» **Brief**
Filter the entries beneath this task, copying only the lines that hold the word "triangle".

[Items from an interface collection]
+ + + + +
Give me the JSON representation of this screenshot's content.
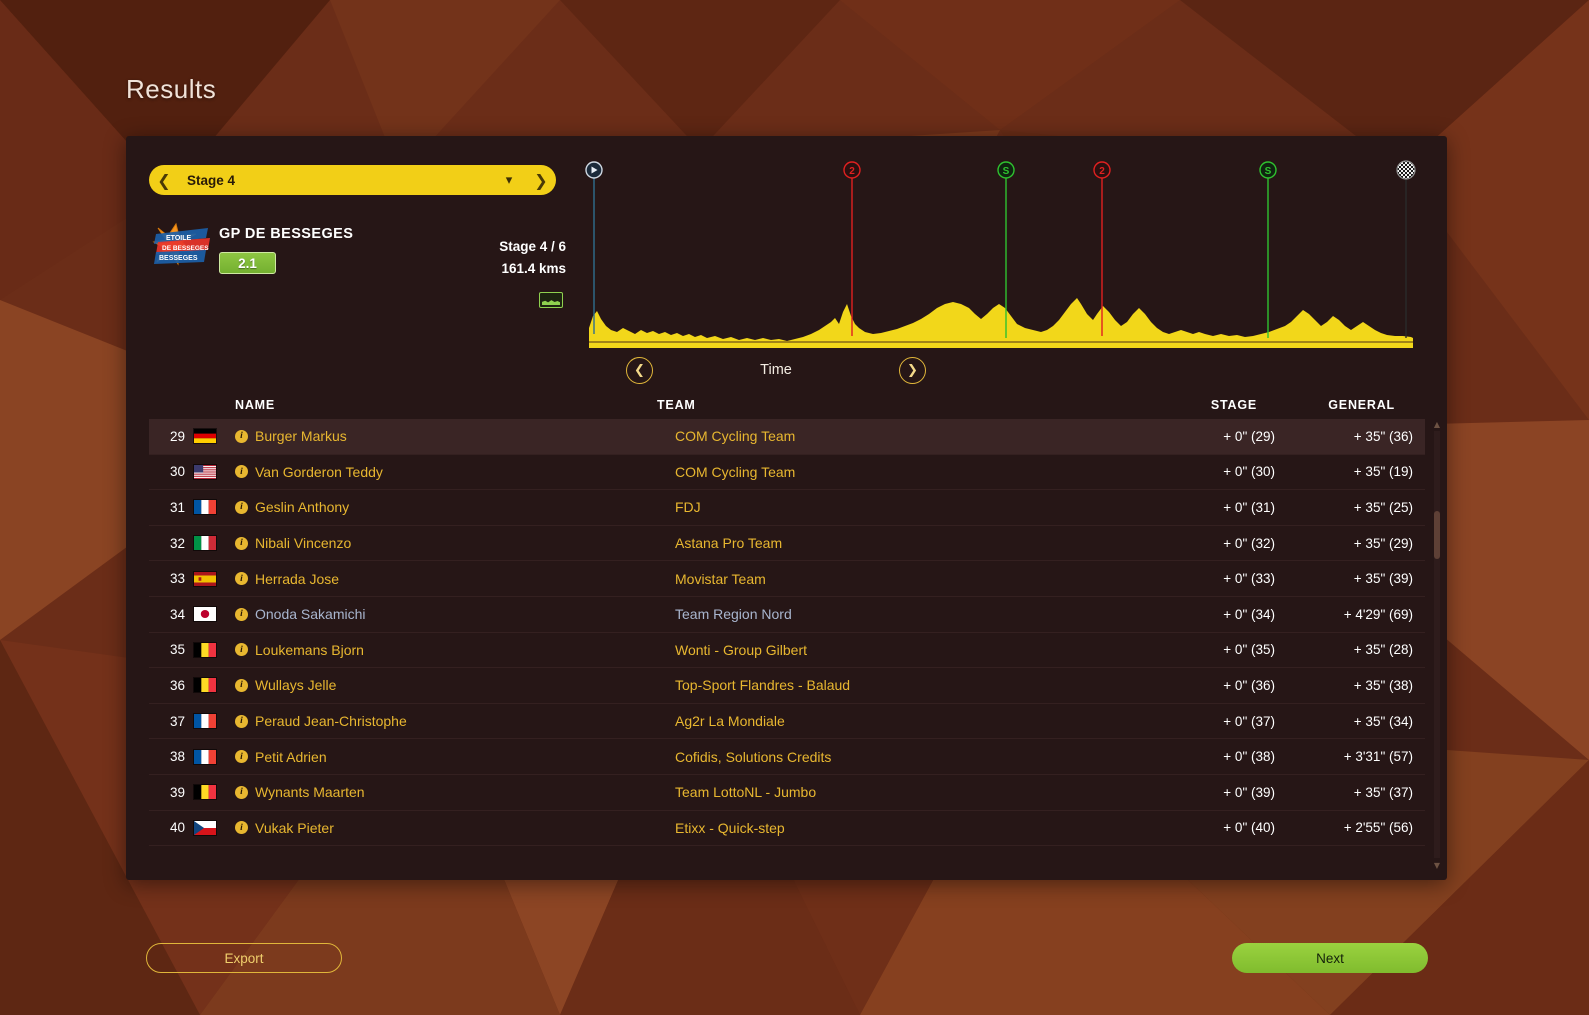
{
  "page": {
    "title": "Results"
  },
  "stage_selector": {
    "prev_icon": "chevron-left-icon",
    "label": "Stage 4",
    "dropdown_icon": "chevron-down-icon",
    "next_icon": "chevron-right-icon"
  },
  "race": {
    "name": "GP DE BESSEGES",
    "category": "2.1",
    "stage_count": "Stage 4 / 6",
    "distance": "161.4 kms",
    "profile_type_icon": "flat-stage-icon",
    "logo_text_top": "ETOILE",
    "logo_text_mid": "DE BESSEGES",
    "logo_text_bottom": "BESSEGES"
  },
  "time_nav": {
    "prev_icon": "chevron-left-circle-icon",
    "label": "Time",
    "next_icon": "chevron-right-circle-icon"
  },
  "profile": {
    "markers": [
      {
        "type": "start",
        "glyph": "▶",
        "x_pct": 0.6,
        "color": "#2f6f8f",
        "label": "start-marker"
      },
      {
        "type": "climb",
        "glyph": "2",
        "x_pct": 32.0,
        "color": "#e02020",
        "label": "climb-cat2-marker"
      },
      {
        "type": "sprint",
        "glyph": "S",
        "x_pct": 50.6,
        "color": "#2fc22f",
        "label": "sprint-marker"
      },
      {
        "type": "climb",
        "glyph": "2",
        "x_pct": 62.2,
        "color": "#e02020",
        "label": "climb-cat2-marker"
      },
      {
        "type": "sprint",
        "glyph": "S",
        "x_pct": 82.0,
        "color": "#2fc22f",
        "label": "sprint-marker"
      },
      {
        "type": "finish",
        "glyph": "",
        "x_pct": 99.2,
        "color": "#cccccc",
        "label": "finish-marker"
      }
    ],
    "fill_color": "#f2d71a"
  },
  "table": {
    "headers": {
      "rank": "",
      "flag": "",
      "name": "NAME",
      "team": "TEAM",
      "stage": "STAGE",
      "general": "GENERAL"
    },
    "rows": [
      {
        "rank": "29",
        "country": "de",
        "name": "Burger Markus",
        "team": "COM Cycling Team",
        "stage": "+ 0\" (29)",
        "general": "+ 35\" (36)",
        "highlight": true,
        "player": false
      },
      {
        "rank": "30",
        "country": "us",
        "name": "Van Gorderon Teddy",
        "team": "COM Cycling Team",
        "stage": "+ 0\" (30)",
        "general": "+ 35\" (19)",
        "highlight": false,
        "player": false
      },
      {
        "rank": "31",
        "country": "fr",
        "name": "Geslin Anthony",
        "team": "FDJ",
        "stage": "+ 0\" (31)",
        "general": "+ 35\" (25)",
        "highlight": false,
        "player": false
      },
      {
        "rank": "32",
        "country": "it",
        "name": "Nibali Vincenzo",
        "team": "Astana Pro Team",
        "stage": "+ 0\" (32)",
        "general": "+ 35\" (29)",
        "highlight": false,
        "player": false
      },
      {
        "rank": "33",
        "country": "es",
        "name": "Herrada Jose",
        "team": "Movistar Team",
        "stage": "+ 0\" (33)",
        "general": "+ 35\" (39)",
        "highlight": false,
        "player": false
      },
      {
        "rank": "34",
        "country": "jp",
        "name": "Onoda Sakamichi",
        "team": "Team Region Nord",
        "stage": "+ 0\" (34)",
        "general": "+ 4'29\" (69)",
        "highlight": false,
        "player": true
      },
      {
        "rank": "35",
        "country": "be",
        "name": "Loukemans Bjorn",
        "team": "Wonti - Group Gilbert",
        "stage": "+ 0\" (35)",
        "general": "+ 35\" (28)",
        "highlight": false,
        "player": false
      },
      {
        "rank": "36",
        "country": "be",
        "name": "Wullays Jelle",
        "team": "Top-Sport Flandres - Balaud",
        "stage": "+ 0\" (36)",
        "general": "+ 35\" (38)",
        "highlight": false,
        "player": false
      },
      {
        "rank": "37",
        "country": "fr",
        "name": "Peraud Jean-Christophe",
        "team": "Ag2r La Mondiale",
        "stage": "+ 0\" (37)",
        "general": "+ 35\" (34)",
        "highlight": false,
        "player": false
      },
      {
        "rank": "38",
        "country": "fr",
        "name": "Petit Adrien",
        "team": "Cofidis, Solutions Credits",
        "stage": "+ 0\" (38)",
        "general": "+ 3'31\" (57)",
        "highlight": false,
        "player": false
      },
      {
        "rank": "39",
        "country": "be",
        "name": "Wynants Maarten",
        "team": "Team LottoNL - Jumbo",
        "stage": "+ 0\" (39)",
        "general": "+ 35\" (37)",
        "highlight": false,
        "player": false
      },
      {
        "rank": "40",
        "country": "cz",
        "name": "Vukak Pieter",
        "team": "Etixx - Quick-step",
        "stage": "+ 0\" (40)",
        "general": "+ 2'55\" (56)",
        "highlight": false,
        "player": false
      }
    ]
  },
  "scrollbar": {
    "up_icon": "triangle-up-icon",
    "down_icon": "triangle-down-icon"
  },
  "footer": {
    "export_label": "Export",
    "next_label": "Next"
  },
  "colors": {
    "accent_yellow": "#f2cf17",
    "row_text": "#e8b730",
    "player_text": "#a9b6cf",
    "green_button": "#8fc93f",
    "panel_bg": "#261616",
    "page_bg": "#6b2d18"
  }
}
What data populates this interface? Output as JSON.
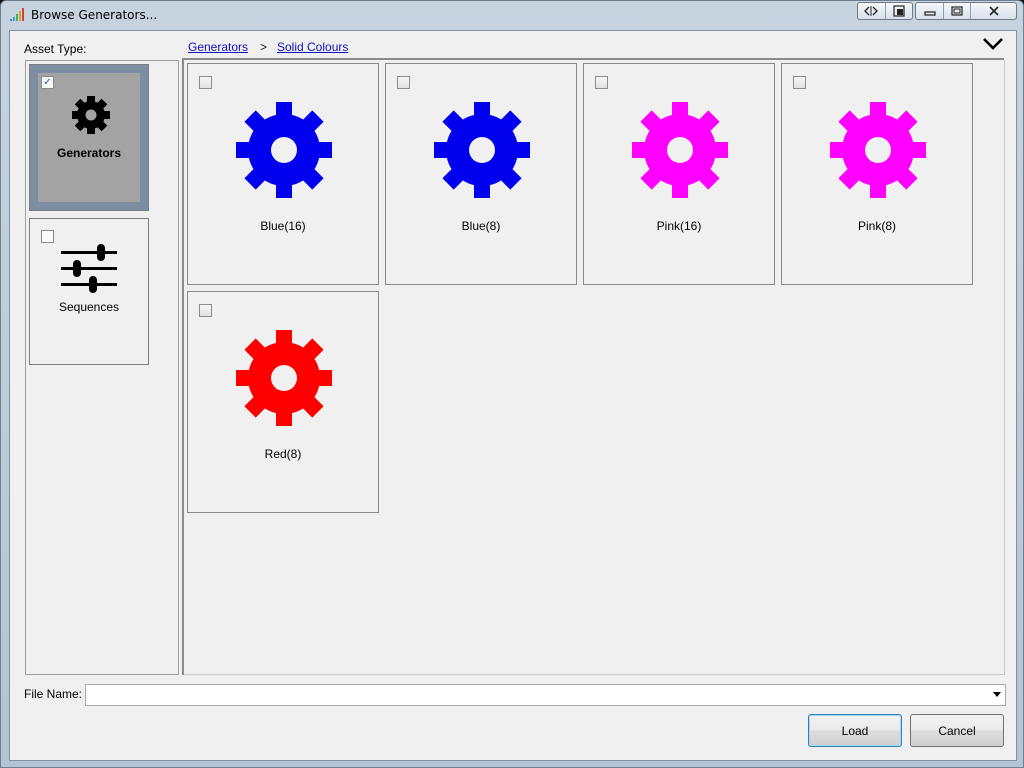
{
  "window": {
    "title": "Browse Generators..."
  },
  "breadcrumb": {
    "label": "Asset Type:",
    "items": [
      "Generators",
      "Solid Colours"
    ],
    "separator": ">"
  },
  "sidebar": {
    "items": [
      {
        "label": "Generators",
        "checked": true,
        "selected": true,
        "icon": "gear-icon"
      },
      {
        "label": "Sequences",
        "checked": false,
        "selected": false,
        "icon": "sliders-icon"
      }
    ]
  },
  "tiles": [
    {
      "name": "Blue(16)",
      "color": "#0000ee",
      "checked": false
    },
    {
      "name": "Blue(8)",
      "color": "#0000ee",
      "checked": false
    },
    {
      "name": "Pink(16)",
      "color": "#ff00ff",
      "checked": false
    },
    {
      "name": "Pink(8)",
      "color": "#ff00ff",
      "checked": false
    },
    {
      "name": "Red(8)",
      "color": "#ff0000",
      "checked": false
    }
  ],
  "file": {
    "label": "File Name:",
    "value": ""
  },
  "buttons": {
    "load": "Load",
    "cancel": "Cancel"
  },
  "checkmark": "✓"
}
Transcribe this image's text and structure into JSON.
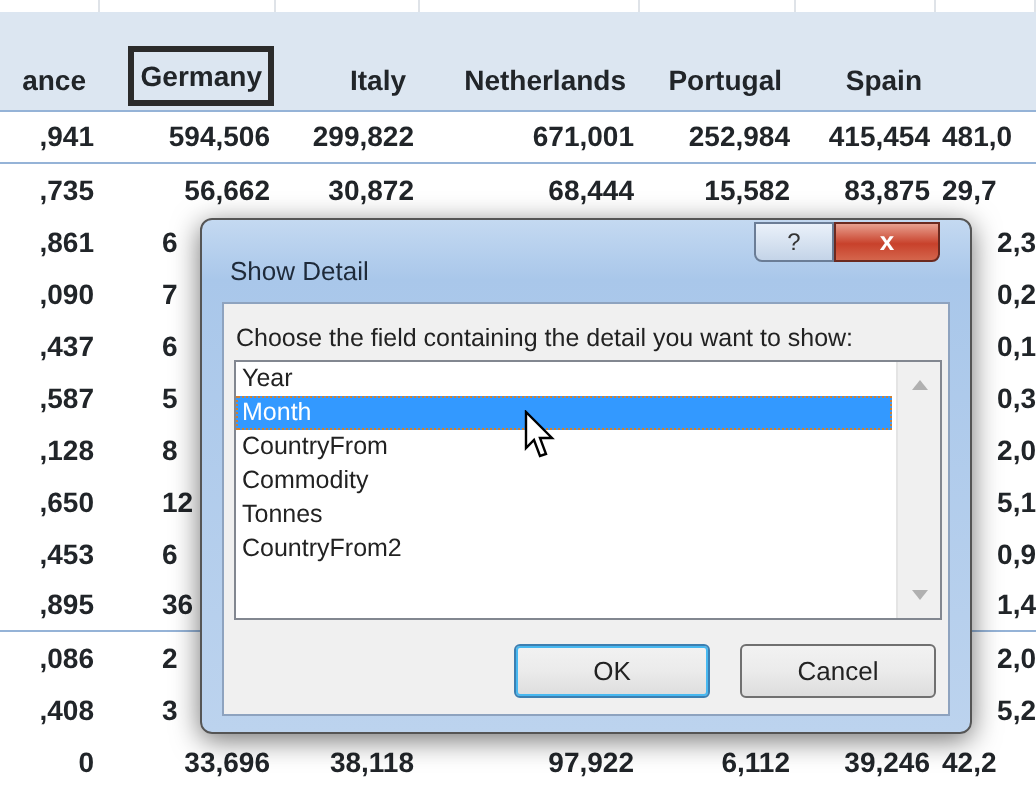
{
  "sheet": {
    "columns": [
      {
        "label": "ance",
        "selected": false
      },
      {
        "label": "Germany",
        "selected": true
      },
      {
        "label": "Italy",
        "selected": false
      },
      {
        "label": "Netherlands",
        "selected": false
      },
      {
        "label": "Portugal",
        "selected": false
      },
      {
        "label": "Spain",
        "selected": false
      }
    ],
    "rows": [
      [
        ",941",
        "594,506",
        "299,822",
        "671,001",
        "252,984",
        "415,454",
        "481,0"
      ],
      [
        ",735",
        "56,662",
        "30,872",
        "68,444",
        "15,582",
        "83,875",
        "29,7"
      ],
      [
        ",861",
        "6",
        null,
        null,
        null,
        null,
        "2,3"
      ],
      [
        ",090",
        "7",
        null,
        null,
        null,
        null,
        "0,2"
      ],
      [
        ",437",
        "6",
        null,
        null,
        null,
        null,
        "0,1"
      ],
      [
        ",587",
        "5",
        null,
        null,
        null,
        null,
        "0,3"
      ],
      [
        ",128",
        "8",
        null,
        null,
        null,
        null,
        "2,0"
      ],
      [
        ",650",
        "12",
        null,
        null,
        null,
        null,
        "5,1"
      ],
      [
        ",453",
        "6",
        null,
        null,
        null,
        null,
        "0,9"
      ],
      [
        ",895",
        "36",
        null,
        null,
        null,
        null,
        "1,4"
      ],
      [
        ",086",
        "2",
        null,
        null,
        null,
        null,
        "2,0"
      ],
      [
        ",408",
        "3",
        null,
        null,
        null,
        null,
        "5,2"
      ],
      [
        "0",
        "33,696",
        "38,118",
        "97,922",
        "6,112",
        "39,246",
        "42,2"
      ]
    ]
  },
  "dialog": {
    "title": "Show Detail",
    "help": "?",
    "close": "x",
    "prompt": "Choose the field containing the detail you want to show:",
    "items": [
      {
        "label": "Year",
        "selected": false
      },
      {
        "label": "Month",
        "selected": true
      },
      {
        "label": "CountryFrom",
        "selected": false
      },
      {
        "label": "Commodity",
        "selected": false
      },
      {
        "label": "Tonnes",
        "selected": false
      },
      {
        "label": "CountryFrom2",
        "selected": false
      }
    ],
    "buttons": [
      {
        "label": "OK",
        "kind": "default"
      },
      {
        "label": "Cancel",
        "kind": "normal"
      }
    ]
  }
}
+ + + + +
» **Task result**
    "up_icon": "triangle-up-icon",
    "down_icon": "triangle-down-icon"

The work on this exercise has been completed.